(Dataset rows describing interfaces)
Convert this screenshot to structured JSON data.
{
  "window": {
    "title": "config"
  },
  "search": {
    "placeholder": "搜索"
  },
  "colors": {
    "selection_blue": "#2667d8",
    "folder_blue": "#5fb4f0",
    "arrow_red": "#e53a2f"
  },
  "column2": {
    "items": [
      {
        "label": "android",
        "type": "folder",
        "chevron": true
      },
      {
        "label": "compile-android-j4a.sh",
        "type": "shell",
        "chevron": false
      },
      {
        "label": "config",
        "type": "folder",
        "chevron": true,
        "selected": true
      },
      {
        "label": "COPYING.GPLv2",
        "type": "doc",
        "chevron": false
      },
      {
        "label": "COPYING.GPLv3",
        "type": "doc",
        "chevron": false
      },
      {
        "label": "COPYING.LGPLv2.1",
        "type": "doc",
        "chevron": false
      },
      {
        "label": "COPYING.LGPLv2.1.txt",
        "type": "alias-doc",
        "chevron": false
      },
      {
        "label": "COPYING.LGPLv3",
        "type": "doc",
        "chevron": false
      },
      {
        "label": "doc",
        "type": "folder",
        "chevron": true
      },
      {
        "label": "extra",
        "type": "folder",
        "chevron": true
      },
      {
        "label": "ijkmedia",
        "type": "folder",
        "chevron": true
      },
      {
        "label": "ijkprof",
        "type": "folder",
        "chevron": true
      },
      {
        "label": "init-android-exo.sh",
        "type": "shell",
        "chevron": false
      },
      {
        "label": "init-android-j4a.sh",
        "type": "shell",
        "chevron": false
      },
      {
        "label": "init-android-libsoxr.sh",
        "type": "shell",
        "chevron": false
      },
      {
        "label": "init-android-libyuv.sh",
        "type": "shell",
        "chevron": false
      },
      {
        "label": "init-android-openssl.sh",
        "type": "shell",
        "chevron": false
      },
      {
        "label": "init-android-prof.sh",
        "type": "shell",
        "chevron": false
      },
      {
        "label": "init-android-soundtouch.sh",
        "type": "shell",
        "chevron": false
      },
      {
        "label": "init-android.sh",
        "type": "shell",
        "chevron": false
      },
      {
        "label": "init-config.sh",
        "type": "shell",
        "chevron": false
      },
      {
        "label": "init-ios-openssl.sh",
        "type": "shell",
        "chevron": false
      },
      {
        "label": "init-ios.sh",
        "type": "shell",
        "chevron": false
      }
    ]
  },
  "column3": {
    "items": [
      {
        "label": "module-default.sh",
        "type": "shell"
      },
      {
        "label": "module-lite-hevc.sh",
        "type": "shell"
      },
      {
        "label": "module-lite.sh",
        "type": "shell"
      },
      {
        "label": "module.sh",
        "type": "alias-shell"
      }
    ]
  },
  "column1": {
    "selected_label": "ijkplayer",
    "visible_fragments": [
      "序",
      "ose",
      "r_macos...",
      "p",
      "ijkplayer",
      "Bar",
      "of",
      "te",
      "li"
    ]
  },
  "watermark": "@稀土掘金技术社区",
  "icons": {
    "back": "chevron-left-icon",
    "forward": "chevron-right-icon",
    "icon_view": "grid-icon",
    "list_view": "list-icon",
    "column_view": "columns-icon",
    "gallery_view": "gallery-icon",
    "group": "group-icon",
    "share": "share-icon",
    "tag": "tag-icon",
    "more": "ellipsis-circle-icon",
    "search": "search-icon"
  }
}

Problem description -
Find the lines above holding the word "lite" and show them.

Written answer -
        "label": "module-lite-hevc.sh",
        "label": "module-lite.sh",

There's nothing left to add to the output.